Assignment:
Scan the entries for the word "active", and copy every line where it appears.

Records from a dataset
*** Begin section ***

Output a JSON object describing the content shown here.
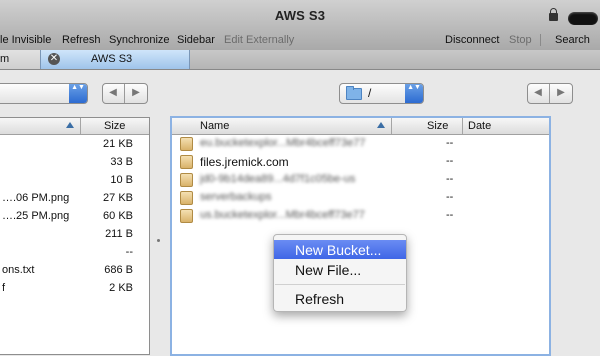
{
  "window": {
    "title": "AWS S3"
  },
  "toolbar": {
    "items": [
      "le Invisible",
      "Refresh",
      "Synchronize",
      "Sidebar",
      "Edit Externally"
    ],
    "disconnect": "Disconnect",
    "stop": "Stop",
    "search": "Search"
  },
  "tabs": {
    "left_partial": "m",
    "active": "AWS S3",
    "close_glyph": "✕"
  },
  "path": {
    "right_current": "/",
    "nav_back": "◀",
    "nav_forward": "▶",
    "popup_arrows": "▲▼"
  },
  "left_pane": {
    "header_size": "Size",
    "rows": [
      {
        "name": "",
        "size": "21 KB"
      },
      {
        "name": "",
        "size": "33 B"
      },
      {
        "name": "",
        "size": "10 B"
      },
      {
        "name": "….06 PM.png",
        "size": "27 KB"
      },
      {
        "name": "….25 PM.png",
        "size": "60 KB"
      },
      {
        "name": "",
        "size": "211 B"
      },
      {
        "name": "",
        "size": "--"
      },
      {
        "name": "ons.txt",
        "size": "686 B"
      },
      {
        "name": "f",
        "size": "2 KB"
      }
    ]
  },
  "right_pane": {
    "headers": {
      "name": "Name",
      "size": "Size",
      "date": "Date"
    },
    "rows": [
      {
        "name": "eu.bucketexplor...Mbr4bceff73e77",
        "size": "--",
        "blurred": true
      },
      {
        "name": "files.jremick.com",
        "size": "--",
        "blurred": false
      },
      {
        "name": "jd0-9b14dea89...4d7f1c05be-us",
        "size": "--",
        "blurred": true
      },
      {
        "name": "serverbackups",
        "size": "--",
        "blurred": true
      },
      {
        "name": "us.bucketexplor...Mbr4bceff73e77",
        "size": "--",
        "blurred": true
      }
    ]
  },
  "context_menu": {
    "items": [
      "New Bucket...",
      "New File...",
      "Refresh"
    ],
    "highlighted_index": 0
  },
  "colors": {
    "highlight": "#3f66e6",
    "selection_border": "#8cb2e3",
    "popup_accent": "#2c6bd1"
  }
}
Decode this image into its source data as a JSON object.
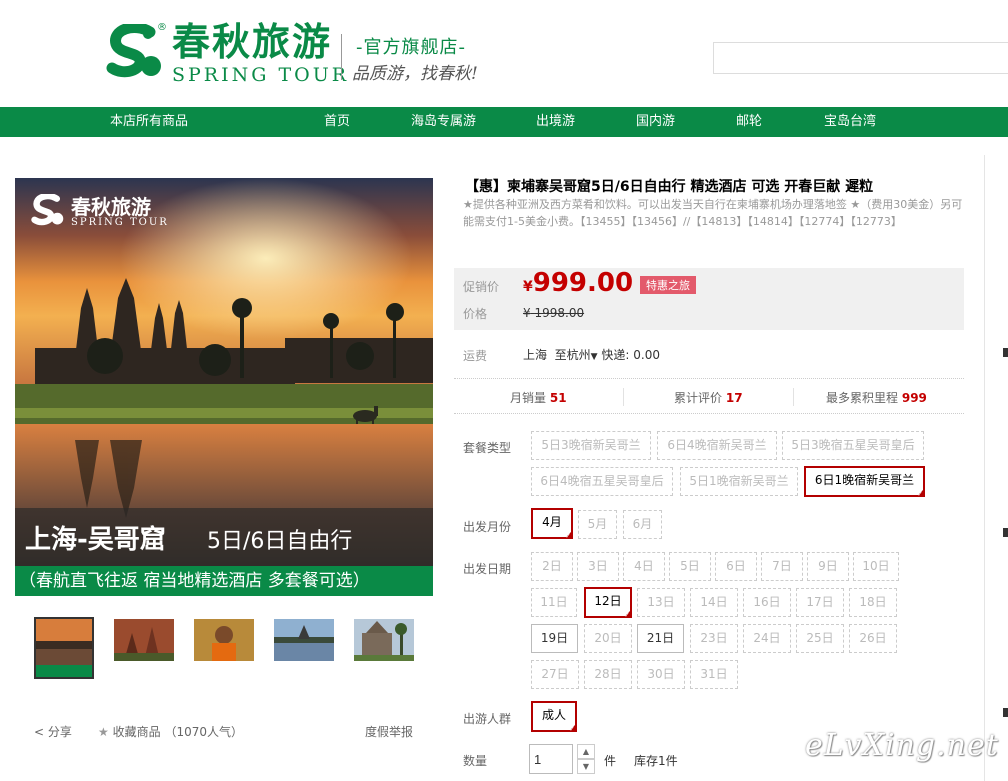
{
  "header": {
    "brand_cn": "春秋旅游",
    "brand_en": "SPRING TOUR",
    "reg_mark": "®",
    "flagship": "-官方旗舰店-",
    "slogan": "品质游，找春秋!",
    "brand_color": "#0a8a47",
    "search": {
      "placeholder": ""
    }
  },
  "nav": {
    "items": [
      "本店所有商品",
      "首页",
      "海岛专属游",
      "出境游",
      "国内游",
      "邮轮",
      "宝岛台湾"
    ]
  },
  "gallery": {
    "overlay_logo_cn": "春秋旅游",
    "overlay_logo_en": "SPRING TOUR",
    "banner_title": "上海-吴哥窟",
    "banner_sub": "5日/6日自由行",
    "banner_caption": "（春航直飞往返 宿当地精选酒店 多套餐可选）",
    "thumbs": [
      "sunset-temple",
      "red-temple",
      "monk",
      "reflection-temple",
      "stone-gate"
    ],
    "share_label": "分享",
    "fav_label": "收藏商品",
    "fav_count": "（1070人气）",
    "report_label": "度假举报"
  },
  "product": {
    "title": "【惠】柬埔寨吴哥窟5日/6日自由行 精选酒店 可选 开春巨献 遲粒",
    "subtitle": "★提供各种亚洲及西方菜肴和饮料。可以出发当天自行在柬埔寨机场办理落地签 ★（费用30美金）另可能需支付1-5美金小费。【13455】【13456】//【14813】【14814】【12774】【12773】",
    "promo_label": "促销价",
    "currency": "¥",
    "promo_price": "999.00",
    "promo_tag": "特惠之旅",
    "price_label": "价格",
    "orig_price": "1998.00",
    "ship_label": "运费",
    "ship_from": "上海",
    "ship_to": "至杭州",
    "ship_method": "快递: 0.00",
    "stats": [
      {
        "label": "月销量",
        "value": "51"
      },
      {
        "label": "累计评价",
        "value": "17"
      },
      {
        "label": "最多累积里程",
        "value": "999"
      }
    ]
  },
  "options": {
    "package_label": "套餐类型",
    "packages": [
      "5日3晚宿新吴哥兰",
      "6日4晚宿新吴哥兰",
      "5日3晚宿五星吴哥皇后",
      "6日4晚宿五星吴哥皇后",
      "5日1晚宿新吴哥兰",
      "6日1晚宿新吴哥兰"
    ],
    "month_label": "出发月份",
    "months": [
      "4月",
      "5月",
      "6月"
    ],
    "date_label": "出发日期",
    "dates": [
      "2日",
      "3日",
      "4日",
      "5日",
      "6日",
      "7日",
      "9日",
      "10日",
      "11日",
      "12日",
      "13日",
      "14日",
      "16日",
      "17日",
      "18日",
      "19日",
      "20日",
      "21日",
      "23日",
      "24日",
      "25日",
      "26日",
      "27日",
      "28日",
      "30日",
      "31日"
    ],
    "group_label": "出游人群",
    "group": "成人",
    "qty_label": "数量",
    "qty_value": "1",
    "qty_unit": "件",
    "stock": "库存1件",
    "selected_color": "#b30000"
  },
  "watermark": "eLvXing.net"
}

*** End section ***
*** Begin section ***

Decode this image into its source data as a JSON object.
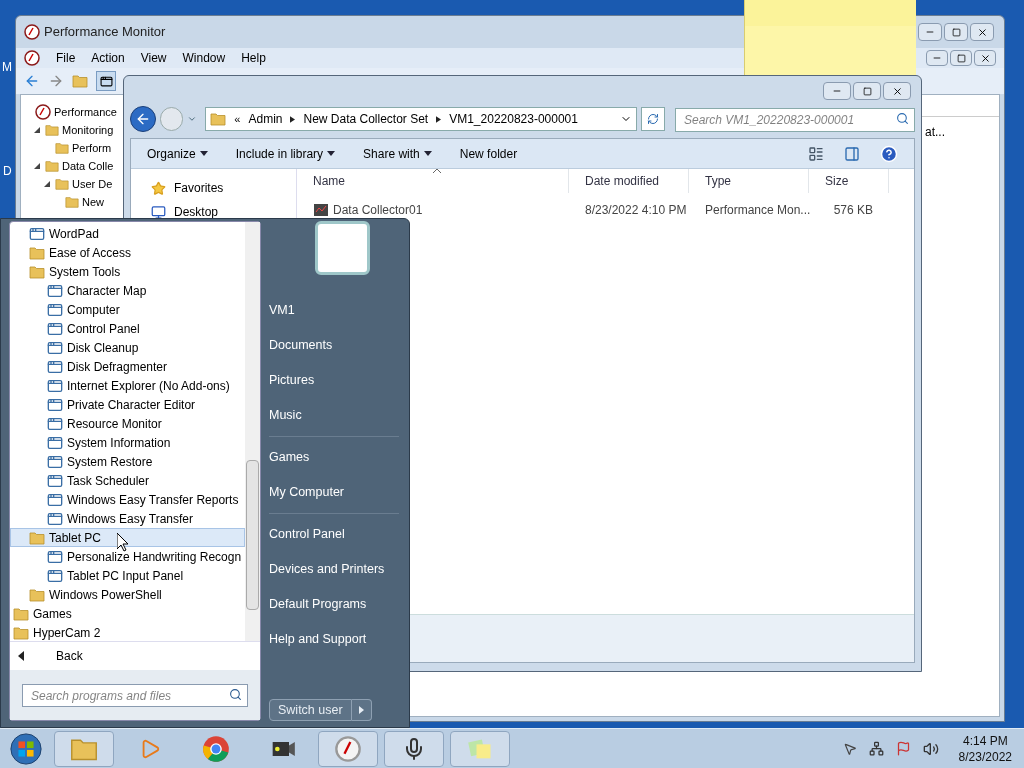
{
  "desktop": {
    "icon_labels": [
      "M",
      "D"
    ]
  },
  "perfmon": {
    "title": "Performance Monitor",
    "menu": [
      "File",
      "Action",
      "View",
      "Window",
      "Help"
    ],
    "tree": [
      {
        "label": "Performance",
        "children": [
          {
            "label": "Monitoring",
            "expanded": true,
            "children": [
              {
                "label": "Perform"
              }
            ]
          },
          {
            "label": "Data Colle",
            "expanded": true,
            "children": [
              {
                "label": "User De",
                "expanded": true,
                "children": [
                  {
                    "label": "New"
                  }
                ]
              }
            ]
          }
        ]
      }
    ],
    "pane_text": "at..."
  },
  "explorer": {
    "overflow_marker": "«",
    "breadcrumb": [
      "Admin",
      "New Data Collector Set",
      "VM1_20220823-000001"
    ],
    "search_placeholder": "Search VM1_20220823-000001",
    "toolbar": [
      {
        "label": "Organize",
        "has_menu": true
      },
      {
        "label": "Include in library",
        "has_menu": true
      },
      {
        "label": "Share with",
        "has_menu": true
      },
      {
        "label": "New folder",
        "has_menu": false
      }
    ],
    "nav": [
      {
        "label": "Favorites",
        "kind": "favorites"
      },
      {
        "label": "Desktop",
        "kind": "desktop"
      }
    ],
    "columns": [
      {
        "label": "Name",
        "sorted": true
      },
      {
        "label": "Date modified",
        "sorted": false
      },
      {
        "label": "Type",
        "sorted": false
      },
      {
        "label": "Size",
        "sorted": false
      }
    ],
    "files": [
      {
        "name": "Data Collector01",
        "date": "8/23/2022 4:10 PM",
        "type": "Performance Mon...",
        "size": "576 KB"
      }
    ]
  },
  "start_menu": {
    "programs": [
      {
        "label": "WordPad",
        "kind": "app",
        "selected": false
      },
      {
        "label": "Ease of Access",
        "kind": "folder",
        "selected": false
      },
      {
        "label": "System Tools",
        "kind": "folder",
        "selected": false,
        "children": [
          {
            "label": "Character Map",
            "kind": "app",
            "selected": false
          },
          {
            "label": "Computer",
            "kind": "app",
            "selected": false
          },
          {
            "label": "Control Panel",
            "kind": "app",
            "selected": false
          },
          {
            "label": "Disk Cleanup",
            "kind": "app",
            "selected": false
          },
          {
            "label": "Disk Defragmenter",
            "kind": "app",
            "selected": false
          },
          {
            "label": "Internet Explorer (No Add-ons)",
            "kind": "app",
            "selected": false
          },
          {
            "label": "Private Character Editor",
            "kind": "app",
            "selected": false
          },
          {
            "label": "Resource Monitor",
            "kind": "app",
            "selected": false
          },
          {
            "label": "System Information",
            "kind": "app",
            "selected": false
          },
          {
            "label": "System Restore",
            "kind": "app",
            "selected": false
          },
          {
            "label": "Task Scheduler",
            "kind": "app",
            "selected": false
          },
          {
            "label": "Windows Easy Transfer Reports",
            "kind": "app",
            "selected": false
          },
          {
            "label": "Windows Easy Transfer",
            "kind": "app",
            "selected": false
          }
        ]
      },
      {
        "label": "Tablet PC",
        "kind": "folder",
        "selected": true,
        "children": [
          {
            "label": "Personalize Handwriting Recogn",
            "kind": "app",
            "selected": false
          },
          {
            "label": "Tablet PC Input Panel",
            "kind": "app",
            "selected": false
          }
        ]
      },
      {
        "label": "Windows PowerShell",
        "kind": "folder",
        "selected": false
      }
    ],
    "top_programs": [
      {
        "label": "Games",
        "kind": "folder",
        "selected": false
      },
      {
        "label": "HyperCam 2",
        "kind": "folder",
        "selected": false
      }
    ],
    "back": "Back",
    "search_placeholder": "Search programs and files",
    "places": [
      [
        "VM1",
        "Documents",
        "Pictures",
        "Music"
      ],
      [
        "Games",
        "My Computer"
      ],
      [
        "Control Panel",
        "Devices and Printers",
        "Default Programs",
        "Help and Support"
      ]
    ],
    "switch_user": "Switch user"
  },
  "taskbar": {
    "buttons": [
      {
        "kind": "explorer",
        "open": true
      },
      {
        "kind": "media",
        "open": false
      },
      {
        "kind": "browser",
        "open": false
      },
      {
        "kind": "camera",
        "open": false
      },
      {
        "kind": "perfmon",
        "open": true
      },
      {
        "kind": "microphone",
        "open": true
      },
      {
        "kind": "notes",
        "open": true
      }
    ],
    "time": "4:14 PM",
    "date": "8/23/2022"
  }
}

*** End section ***
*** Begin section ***

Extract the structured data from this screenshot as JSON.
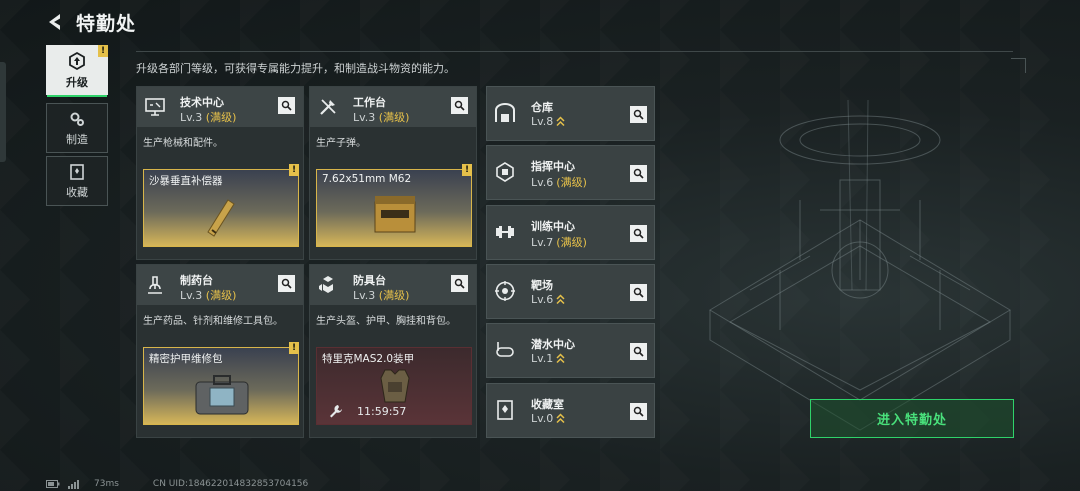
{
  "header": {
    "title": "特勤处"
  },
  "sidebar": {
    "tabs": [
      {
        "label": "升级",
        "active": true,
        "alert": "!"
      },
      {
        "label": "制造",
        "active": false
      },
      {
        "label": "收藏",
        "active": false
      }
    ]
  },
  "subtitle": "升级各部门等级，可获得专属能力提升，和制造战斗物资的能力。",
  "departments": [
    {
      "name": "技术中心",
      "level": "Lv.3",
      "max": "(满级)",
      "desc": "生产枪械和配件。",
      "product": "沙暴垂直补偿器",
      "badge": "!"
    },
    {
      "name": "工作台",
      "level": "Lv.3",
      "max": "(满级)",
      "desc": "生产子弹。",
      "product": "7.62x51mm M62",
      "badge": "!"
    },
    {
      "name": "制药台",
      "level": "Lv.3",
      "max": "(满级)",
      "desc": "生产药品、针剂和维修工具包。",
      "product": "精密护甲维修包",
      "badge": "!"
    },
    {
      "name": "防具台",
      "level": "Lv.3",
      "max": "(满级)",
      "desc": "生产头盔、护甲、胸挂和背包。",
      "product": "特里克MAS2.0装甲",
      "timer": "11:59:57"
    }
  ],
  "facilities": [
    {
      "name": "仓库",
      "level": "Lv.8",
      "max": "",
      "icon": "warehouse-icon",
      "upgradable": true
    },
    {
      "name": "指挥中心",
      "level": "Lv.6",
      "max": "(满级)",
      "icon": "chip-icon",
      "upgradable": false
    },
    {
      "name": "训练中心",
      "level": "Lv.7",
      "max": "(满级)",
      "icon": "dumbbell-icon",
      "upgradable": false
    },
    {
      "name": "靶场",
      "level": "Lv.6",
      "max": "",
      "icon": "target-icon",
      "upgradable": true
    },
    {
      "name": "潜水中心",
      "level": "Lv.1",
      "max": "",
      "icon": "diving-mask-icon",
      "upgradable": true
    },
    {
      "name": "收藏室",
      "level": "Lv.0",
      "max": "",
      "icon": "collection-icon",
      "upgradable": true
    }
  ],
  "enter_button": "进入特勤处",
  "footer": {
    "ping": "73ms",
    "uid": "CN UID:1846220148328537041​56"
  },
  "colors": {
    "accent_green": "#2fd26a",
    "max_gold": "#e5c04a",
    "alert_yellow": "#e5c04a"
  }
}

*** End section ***

Solution to the problem:
    "active": "AWS S3",
        "active": true,
        "active": false
        "active": false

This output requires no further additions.